    Lights of Life - Donna Lewis
    This has been a favourite of mine for years now. She's got a beautifully husky and sensual voice. I can't work out exactly what the song is about but it makes me feel relaxed, serene and hopeful.

    Rescue - Lucinda Williams
    My favourite Lucinda song is Are You Alright? or I Envy The Wind but I think this track fits in better on this compilation. I think it's saying that you shouldn't look for a relationship to solve your problems, because your problems will still be there, a relationship will only take your mind off them. Saying basically what I said earlier, love yourself before you love someone else.

    What You Gonna Do? - Joan Osborne
    This song and Dare You To Kill Me are in a similar vein I think... This is from "Early Recordings" - a collection of songs she used to play live at Delta '88 before she got famous.

    Dis, Quand Reviendras-Tu - Martha Wainwright
    I loved this song the first moment I heard it, but when I found out the lyrical translation it took it to a whole new level. It was originally written by a French singer-songwriter called Barbara.

    Wise Up- Aimee Mann
    The structure and general arrangement of this song is really very simple, but so effective. I think it's quite a positive song generally, she says "It's not going to stop till you wise up" all throughout, but then right at the end she says "It's not going to stop, so just give up". Being the eternal optimist, I can't help but think that she is saying that to provoke a reaction in the person she's addressing.
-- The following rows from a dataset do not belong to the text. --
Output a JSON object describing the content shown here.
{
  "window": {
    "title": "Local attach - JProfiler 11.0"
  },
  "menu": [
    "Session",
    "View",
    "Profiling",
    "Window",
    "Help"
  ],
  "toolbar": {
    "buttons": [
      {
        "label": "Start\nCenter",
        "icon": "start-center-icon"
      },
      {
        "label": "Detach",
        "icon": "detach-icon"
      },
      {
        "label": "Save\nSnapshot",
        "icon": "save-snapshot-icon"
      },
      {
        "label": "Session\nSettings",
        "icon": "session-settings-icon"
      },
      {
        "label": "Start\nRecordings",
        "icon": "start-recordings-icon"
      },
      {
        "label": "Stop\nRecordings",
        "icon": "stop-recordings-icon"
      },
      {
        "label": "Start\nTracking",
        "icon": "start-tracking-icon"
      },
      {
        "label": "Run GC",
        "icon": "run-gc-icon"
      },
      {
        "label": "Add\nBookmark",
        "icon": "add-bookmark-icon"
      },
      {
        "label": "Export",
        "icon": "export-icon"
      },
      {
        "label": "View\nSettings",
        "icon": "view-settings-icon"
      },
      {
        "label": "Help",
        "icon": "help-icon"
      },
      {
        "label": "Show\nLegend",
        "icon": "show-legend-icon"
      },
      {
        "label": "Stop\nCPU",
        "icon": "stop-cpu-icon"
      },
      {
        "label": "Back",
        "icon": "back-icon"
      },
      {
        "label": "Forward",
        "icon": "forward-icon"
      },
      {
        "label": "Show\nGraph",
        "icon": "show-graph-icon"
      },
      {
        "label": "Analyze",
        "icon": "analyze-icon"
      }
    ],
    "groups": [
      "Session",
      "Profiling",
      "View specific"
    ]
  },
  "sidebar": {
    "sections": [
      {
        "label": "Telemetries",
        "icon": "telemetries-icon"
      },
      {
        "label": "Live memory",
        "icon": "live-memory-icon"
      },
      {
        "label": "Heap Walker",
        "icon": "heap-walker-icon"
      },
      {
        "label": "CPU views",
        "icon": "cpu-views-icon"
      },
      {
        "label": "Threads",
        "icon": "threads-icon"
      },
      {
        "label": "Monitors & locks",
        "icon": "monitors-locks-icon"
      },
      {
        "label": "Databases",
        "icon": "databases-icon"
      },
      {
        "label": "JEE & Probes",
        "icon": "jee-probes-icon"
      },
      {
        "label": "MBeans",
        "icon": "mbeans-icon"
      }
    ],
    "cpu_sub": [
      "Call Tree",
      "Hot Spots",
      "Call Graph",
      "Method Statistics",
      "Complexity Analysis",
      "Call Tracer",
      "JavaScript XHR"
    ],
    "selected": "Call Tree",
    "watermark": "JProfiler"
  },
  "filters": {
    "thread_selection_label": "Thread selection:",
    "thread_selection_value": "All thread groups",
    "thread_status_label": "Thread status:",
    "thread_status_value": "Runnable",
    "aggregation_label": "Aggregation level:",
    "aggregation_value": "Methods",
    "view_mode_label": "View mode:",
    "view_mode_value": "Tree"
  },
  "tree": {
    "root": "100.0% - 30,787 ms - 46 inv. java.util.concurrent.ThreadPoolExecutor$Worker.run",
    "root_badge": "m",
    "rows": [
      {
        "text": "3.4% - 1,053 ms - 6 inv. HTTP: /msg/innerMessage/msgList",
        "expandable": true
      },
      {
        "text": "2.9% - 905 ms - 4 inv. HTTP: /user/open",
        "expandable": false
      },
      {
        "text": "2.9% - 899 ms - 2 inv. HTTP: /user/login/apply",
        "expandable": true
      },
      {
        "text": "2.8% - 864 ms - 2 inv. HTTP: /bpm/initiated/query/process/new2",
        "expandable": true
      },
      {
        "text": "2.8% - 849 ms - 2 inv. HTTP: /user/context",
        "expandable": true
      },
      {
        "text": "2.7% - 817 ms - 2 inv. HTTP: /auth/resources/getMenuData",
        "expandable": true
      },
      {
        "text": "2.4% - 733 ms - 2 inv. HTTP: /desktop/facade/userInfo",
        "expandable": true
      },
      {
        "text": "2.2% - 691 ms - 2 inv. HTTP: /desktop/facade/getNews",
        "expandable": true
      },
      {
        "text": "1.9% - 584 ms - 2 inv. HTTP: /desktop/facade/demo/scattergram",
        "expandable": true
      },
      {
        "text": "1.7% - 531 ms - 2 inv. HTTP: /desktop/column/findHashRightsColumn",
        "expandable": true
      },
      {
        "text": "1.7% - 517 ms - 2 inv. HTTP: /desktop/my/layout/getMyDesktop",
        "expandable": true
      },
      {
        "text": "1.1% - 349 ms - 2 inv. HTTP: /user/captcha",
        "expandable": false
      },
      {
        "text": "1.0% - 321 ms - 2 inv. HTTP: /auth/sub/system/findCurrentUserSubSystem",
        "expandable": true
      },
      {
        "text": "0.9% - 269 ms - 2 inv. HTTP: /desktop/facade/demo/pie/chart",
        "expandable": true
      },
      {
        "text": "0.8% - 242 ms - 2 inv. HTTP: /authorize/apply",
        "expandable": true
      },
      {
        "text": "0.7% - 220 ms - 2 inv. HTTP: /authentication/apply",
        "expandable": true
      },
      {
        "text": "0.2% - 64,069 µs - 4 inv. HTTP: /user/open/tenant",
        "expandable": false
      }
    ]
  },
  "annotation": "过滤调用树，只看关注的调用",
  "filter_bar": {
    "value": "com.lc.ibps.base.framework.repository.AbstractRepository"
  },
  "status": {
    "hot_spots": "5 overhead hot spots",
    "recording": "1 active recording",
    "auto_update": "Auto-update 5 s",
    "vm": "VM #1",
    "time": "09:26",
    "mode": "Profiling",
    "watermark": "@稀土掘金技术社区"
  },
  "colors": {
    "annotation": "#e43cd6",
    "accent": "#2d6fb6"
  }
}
All through the song she is suggesting that 'it' will stop if the person just sorts the situation out, but then she drops the line, "so just give up", and I think that is the line that is supposed to kick the person she's addressing into action.

    Deep Water - Jewel
    "When you're standing in Deep Water and bailing yourself out with a straw, and when you're standing in Deep Water, and you wake up making love to a wall". Sounds a bit like the kind of person that would kiss someone who wasn't there?! hehe That level of loneliness though, is something I'm sure everyone can relate to at some point, usually post break up. Jewel is often criticised for her child like or simple lyrics, but I think that often, she hits the nail right on the head.

    Good to Yourself - Vonda Shepard
    Awww this song makes me feel positive about life. The first line, "I stopped at an all night diner, it seemed like a romantic thing to do, oh but I'm lonely, it aint like the movies in the old days", makes me think how just because you might feel lonely, doesn't mean to say you should dwell on it. You can still follow your own path of happiness, you can still do something romantic even if its by yourself. For instance, if someone is coming round to visit me, I usually light a few candles, put an oil burner on, some soft lighting etc but I don't usually bother if I'm in by myself. But when I do make the extra bit of effort and do these nice atmospheric type things for myself, it makes me feel so much better. This song makes me think that life is what you make it. At the end of the day, you can either choose to be happy or you can dwell in your unhappiness. Of course, you can't be happy all time, and to truly appreciate your joy, you must first feel your sadness, but ultimately its your own decision.

    ...the end :o)